While Alberta Premier Jason Kenney took a victory lap after the Court of Appeal sided with the province, ruling the federal government’s carbon tax was an unwarranted intrusion into provincial jurisdiction, the race is far from over.
In a 4-1 ruling the province’s high court ruled that the carbon tax is essentially the camel’s nose in the tent.
The majority decision noted such things health care, minimum wages and justice are all national concerns but are administered by the provinces. For something to be a national concern within federal jurisdiction, it would have to be beyond the scope of provincial powers.
The justices said the carbon tax law gives the federal cabinet “endlessly expansive” powers.
“Conspicuous for its breadth, the act allows the federal government to intrude further into more and different aspects of lawful daily life.”
High courts in other jurisdictions, however, have ruled that the division of powers as laid out in the Constitution are not applicable because environment was not a concern then. At best, the carbon tax merely acknowledges joint responsibility. At worst, it represents the need for national strategy.
So the issue will be resolved by the Supreme Court of Canada in a few months time.
It’s hard to see the country’s high court ruling against the carbon tax when so many are obsessed with CO2 emissions.
That obsession, of course, is at the root of so many of our political clashes.
It’s a divisive issue not only for the global political sphere, but for the various national and local spheres as well.
This obsession with fossil fuels is standing in the way of resolving the indigenous question, with some natives siding with environmentalists and others siding with proponents of resource development.
And it leads to provinces attacking each other. British Columbia and Quebec vs Alberta immediately comes to mind.
It also leads to countries toying with the idea of imposing tariffs on those countries which have refused to embrace the Paris Accord. Think the European Union vs the United States.
Making matters worse are the timelines. The 2030 goals set out in the Paris Accord are not achievable and the ultimate goal of net-zero by 2050 are simply impossible. We would need to basically build hundreds of thousands of wind turbines per day to achieve those goals.
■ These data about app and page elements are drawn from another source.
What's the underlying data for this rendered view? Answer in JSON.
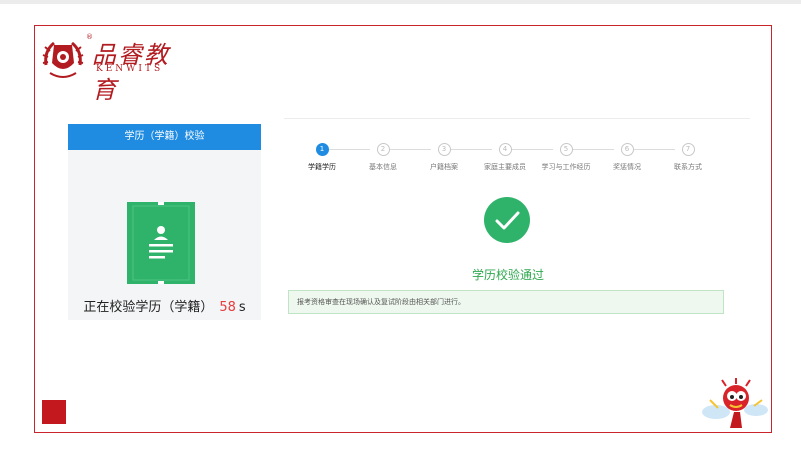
{
  "brand": {
    "name_cn": "品睿教育",
    "name_en": "KENWITS",
    "registered_mark": "®",
    "color": "#b21b20"
  },
  "left_panel": {
    "header": "学历（学籍）校验",
    "status_label": "正在校验学历（学籍）",
    "seconds": "58",
    "unit": "s",
    "icon": "document-icon"
  },
  "steps": [
    {
      "num": "1",
      "label": "学籍学历",
      "active": true
    },
    {
      "num": "2",
      "label": "基本信息",
      "active": false
    },
    {
      "num": "3",
      "label": "户籍档案",
      "active": false
    },
    {
      "num": "4",
      "label": "家庭主要成员",
      "active": false
    },
    {
      "num": "5",
      "label": "学习与工作经历",
      "active": false
    },
    {
      "num": "6",
      "label": "奖惩情况",
      "active": false
    },
    {
      "num": "7",
      "label": "联系方式",
      "active": false
    }
  ],
  "result": {
    "icon": "check-icon",
    "text": "学历校验通过",
    "color": "#2fa84f"
  },
  "notice": "报考资格审查在现场确认及复试阶段由相关部门进行。",
  "colors": {
    "accent": "#1f8ce2",
    "frame": "#c9242b",
    "success": "#2fa84f"
  }
}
It’s not happening and it will not happen.
The ultimate insult, of course, all the while we here in the West or North were doing this, developing countries such as China and India would be adding thousands of coal fired plants to create electricity, rendering all our emission cuts pointless.
So much so that China is predicted to the single largest emitter of CO2 in2050. Its share of emissions will be fully 50 per cent of global emissions.
And India would not be far behind.
In the real world, life is all about priorities. You need to have a roof over your head and food on the table before you can even begin to dream about a fancy set of clothes.
The Trudeau government’s priorities are askew. We have more important problems to solve – indigenous poverty, poor economic growth, staggering debt loads, to name but a few – before we can even begin to tackle global issues.
And with Canada contributing a mere 1.8 per cent of global CO2 emissions, it does not matter what we do. We could cease to exist tomorrow and our loss would not be noticed.
Perhaps the Supreme Court Justices will force the federal government to temper its ambitions. That would be the best outcome. But it’s also the least likely outcome. The entire world is obsessed. Why should our justices be any different?